The information on this page does not contain a record of our trading prices, or an offer of, or solicitation for, a transaction in any financial instrument. IG accepts no responsibility for any use that may be made of these comments and for any consequences that result. No representation or warranty is given as to the accuracy or completeness of this information. Consequently any person acting on it does so entirely at their own risk. Any research provided does not have regard to the specific investment objectives, financial situation and needs of any specific person who may receive it and as such is considered to be a marketing communication.
In a couple of weeks, Punch Taverns is due to release its full-year figures. There is an expected fall from 5.7p down to 4.7p for the adjusted earnings per share. Sales are also called lower, dropping from £457.6 million down to £442.5 million. Even with these figures due to come in lower, the company’s pre-tax profits are expected to jump from £17 million up to £40.45 million.
Over the last six months Punch Taverns has been working to restructure its debt, and following the agreement of Lloyds now only need the Royal Bank of Scotland to toe the line.
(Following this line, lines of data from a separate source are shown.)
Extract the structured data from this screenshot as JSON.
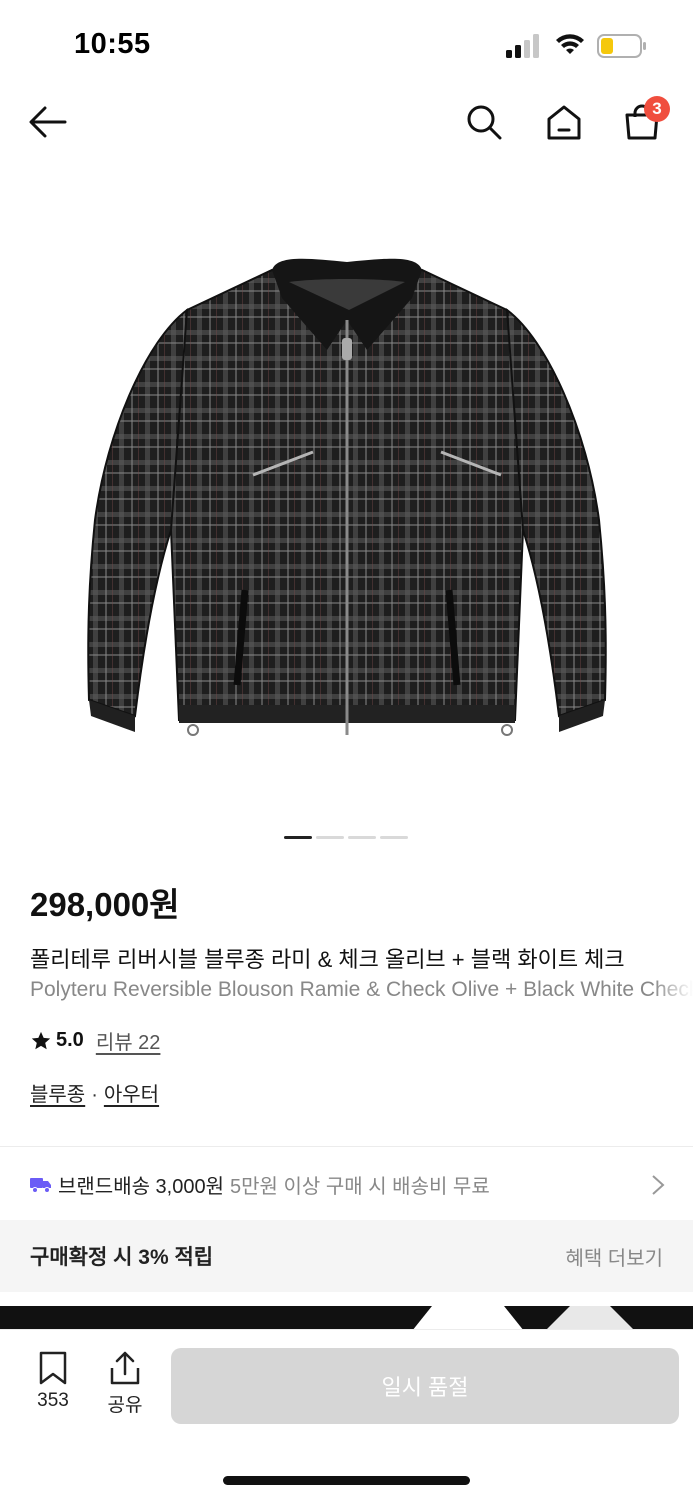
{
  "status_bar": {
    "time": "10:55"
  },
  "header": {
    "cart_count": "3"
  },
  "gallery": {
    "total_images": 4,
    "active_index": 0
  },
  "product": {
    "price": "298,000원",
    "title_ko": "폴리테루 리버시블 블루종 라미 & 체크 올리브 + 블랙 화이트 체크",
    "title_en": "Polyteru Reversible Blouson Ramie & Check Olive + Black White Check",
    "rating": "5.0",
    "review_label": "리뷰 22",
    "categories": [
      "블루종",
      "아우터"
    ],
    "category_sep": "·"
  },
  "shipping": {
    "label": "브랜드배송 3,000원",
    "desc": "5만원 이상 구매 시 배송비 무료"
  },
  "benefit": {
    "text": "구매확정 시 3% 적립",
    "more": "혜택 더보기"
  },
  "bottom": {
    "bookmark_count": "353",
    "share_label": "공유",
    "buy_label": "일시 품절"
  },
  "colors": {
    "badge": "#f04e3e",
    "truck": "#6b5cf6",
    "disabled_button": "#d6d6d6"
  }
}
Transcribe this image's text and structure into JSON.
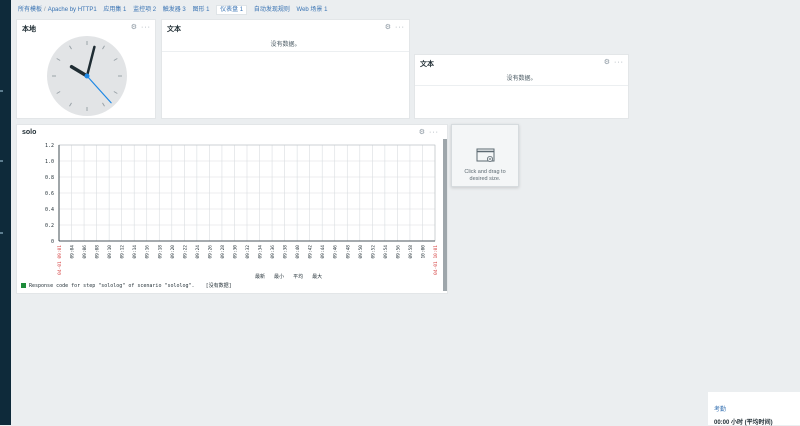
{
  "breadcrumb": {
    "items": [
      "所有模板",
      "Apache by HTTP1"
    ],
    "separator": "/",
    "tabs": [
      {
        "label": "应用集 1",
        "active": false
      },
      {
        "label": "监控项 2",
        "active": false
      },
      {
        "label": "触发器 3",
        "active": false
      },
      {
        "label": "图形 1",
        "active": false
      },
      {
        "label": "仪表盘 1",
        "active": true
      },
      {
        "label": "自动发现规则",
        "active": false
      },
      {
        "label": "Web 场景 1",
        "active": false
      }
    ]
  },
  "widgets": {
    "clock": {
      "title": "本地",
      "hour": 10,
      "minute": 2,
      "second": 23
    },
    "text1": {
      "title": "文本",
      "no_data": "没有数据。"
    },
    "text2": {
      "title": "文本",
      "no_data": "没有数据。"
    },
    "graph": {
      "title": "solo"
    },
    "controls": {
      "settings_icon": "⚙",
      "more_icon": "···"
    }
  },
  "chart_data": {
    "type": "line",
    "title": "solo",
    "ylim": [
      0,
      1.2
    ],
    "yticks": [
      "1.2",
      "1.0",
      "0.8",
      "0.6",
      "0.4",
      "0.2",
      "0"
    ],
    "x": [
      "04-01 09:01",
      "09:04",
      "09:06",
      "09:08",
      "09:10",
      "09:12",
      "09:14",
      "09:16",
      "09:18",
      "09:20",
      "09:22",
      "09:24",
      "09:26",
      "09:28",
      "09:30",
      "09:32",
      "09:34",
      "09:36",
      "09:38",
      "09:40",
      "09:42",
      "09:44",
      "09:46",
      "09:48",
      "09:50",
      "09:52",
      "09:54",
      "09:56",
      "09:58",
      "10:00",
      "04-01 10:01"
    ],
    "x_label_colors": {
      "edge": "#d64545",
      "normal": "#1f2c33"
    },
    "grid": true,
    "series": [
      {
        "name": "Response code for step \"sololog\" of scenario \"sololog\".",
        "values": [],
        "color": "#1d8b3a"
      }
    ],
    "legend": {
      "headers": [
        "最新",
        "最小",
        "平均",
        "最大"
      ],
      "no_data": "[没有数据]"
    }
  },
  "placeholder": {
    "text": "Click and drag to desired size."
  },
  "corner": {
    "label": "考勤",
    "sub": "00:00 小时 (平均时间)"
  }
}
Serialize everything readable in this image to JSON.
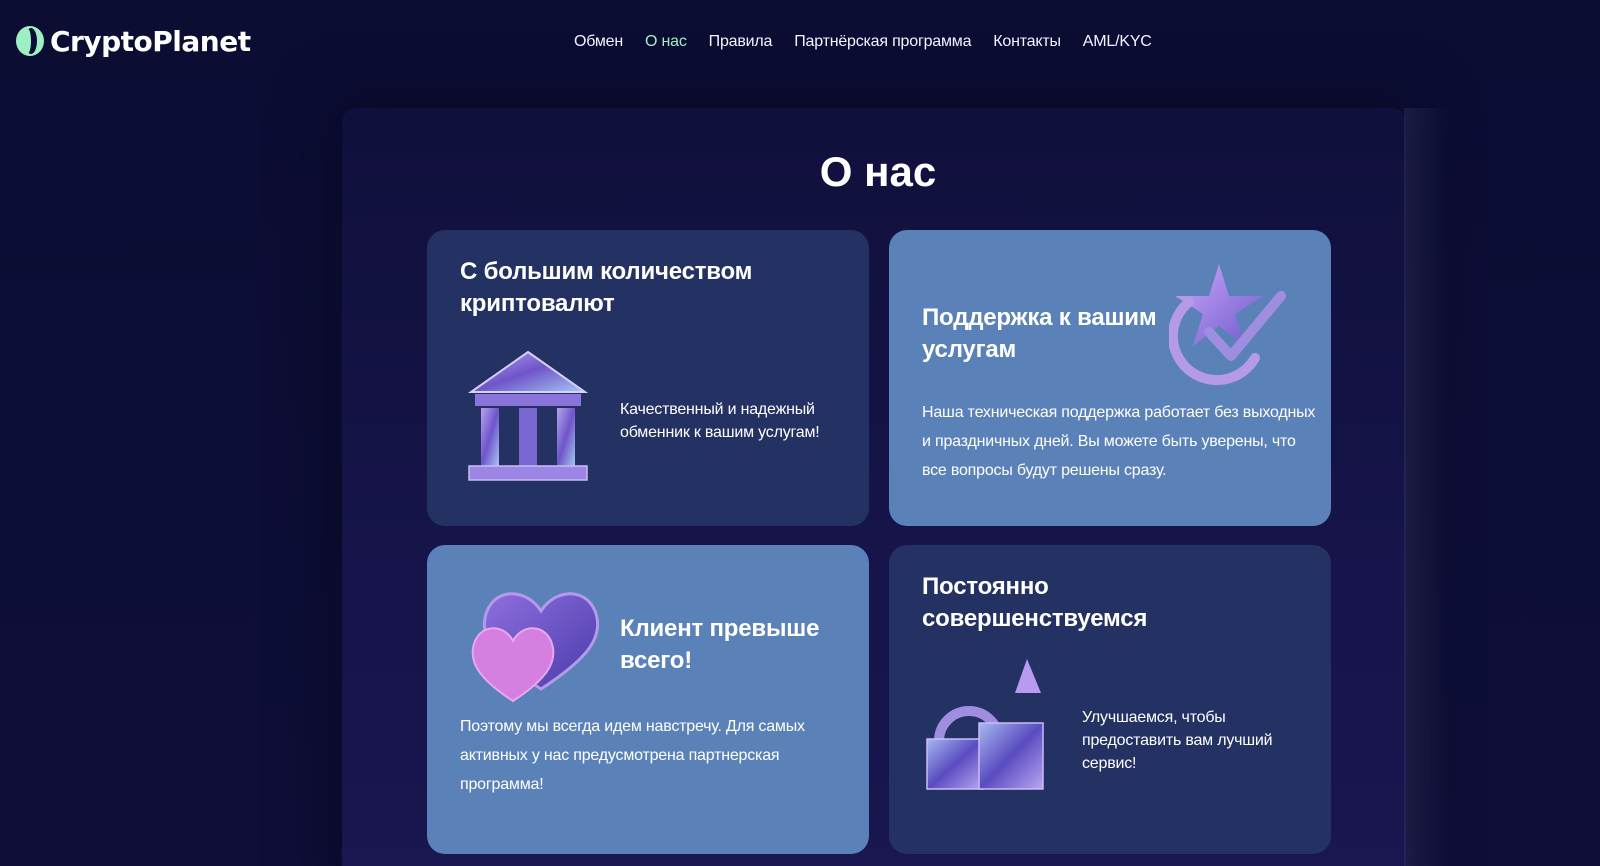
{
  "brand": {
    "name": "CryptoPlanet",
    "accent": "#9ef0c4",
    "background": "#0c0d33",
    "card_dark": "#243163",
    "card_light": "#5b82b8"
  },
  "nav": {
    "items": [
      {
        "label": "Обмен",
        "active": false
      },
      {
        "label": "О нас",
        "active": true
      },
      {
        "label": "Правила",
        "active": false
      },
      {
        "label": "Партнёрская программа",
        "active": false
      },
      {
        "label": "Контакты",
        "active": false
      },
      {
        "label": "AML/KYC",
        "active": false
      }
    ]
  },
  "main": {
    "title": "О нас",
    "cards": [
      {
        "title": "С большим количеством криптовалют",
        "text": "Качественный и надежный обменник к вашим услугам!",
        "icon": "bank-building-icon"
      },
      {
        "title": "Поддержка к вашим услугам",
        "text": "Наша техническая поддержка работает без выходных и праздничных дней. Вы можете быть уверены, что все вопросы будут решены сразу.",
        "icon": "star-check-icon"
      },
      {
        "title": "Клиент превыше всего!",
        "text": "Поэтому мы всегда идем навстречу. Для самых активных у нас предусмотрена партнерская программа!",
        "icon": "hearts-icon"
      },
      {
        "title": "Постоянно совершенствуемся",
        "text": "Улучшаемся, чтобы предоставить вам лучший сервис!",
        "icon": "shapes-icon"
      }
    ]
  }
}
This has seen the investors stake in the company reduced to just 15% and as such coincided with the share price falling below 10p.
In order to help the liquidity of the shares, Punch Taverns will be restructuring them. For every 20 shares an investor holds in the company, they will get one new share. This comes into effect on Monday 13 October.
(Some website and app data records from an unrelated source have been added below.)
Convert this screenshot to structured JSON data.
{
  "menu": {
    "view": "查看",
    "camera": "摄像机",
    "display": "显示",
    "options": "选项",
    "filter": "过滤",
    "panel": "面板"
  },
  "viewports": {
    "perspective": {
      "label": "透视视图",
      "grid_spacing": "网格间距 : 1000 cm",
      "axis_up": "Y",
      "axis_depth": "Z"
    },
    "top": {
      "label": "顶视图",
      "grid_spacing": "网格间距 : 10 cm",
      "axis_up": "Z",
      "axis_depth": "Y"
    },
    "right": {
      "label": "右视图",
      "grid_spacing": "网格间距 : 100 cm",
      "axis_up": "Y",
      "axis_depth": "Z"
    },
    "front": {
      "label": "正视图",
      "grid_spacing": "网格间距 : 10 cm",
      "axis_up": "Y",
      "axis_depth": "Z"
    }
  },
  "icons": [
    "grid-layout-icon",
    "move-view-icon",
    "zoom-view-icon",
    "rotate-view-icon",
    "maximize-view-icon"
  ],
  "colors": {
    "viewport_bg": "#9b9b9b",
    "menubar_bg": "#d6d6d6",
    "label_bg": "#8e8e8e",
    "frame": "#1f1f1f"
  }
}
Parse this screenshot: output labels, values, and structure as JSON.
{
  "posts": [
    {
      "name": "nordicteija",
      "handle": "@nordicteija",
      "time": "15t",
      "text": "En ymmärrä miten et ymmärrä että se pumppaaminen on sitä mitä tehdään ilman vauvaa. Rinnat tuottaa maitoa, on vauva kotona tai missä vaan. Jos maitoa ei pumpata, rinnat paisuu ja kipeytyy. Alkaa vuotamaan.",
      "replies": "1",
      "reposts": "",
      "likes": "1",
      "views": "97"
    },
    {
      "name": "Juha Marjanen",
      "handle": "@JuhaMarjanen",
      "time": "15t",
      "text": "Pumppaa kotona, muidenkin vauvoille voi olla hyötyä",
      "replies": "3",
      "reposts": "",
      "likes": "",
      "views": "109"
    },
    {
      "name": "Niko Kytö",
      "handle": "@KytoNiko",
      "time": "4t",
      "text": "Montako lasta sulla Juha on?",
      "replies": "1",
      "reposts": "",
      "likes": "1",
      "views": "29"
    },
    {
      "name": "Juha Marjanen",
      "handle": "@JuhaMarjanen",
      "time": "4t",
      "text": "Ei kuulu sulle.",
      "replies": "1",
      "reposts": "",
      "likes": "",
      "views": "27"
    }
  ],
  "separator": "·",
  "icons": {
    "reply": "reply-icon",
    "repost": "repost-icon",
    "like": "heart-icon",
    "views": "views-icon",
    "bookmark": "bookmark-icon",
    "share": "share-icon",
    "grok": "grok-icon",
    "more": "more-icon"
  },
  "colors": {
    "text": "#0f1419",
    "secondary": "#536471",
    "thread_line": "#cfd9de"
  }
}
The reason for all this debt restructuring is the overly enthusiastic manner that the firm went about acquiring companies over the last decade, and it is now that this financial burden has come home to bite them. The squeeze on spending power that the UK public felt during the double dip recession has brought this to a head.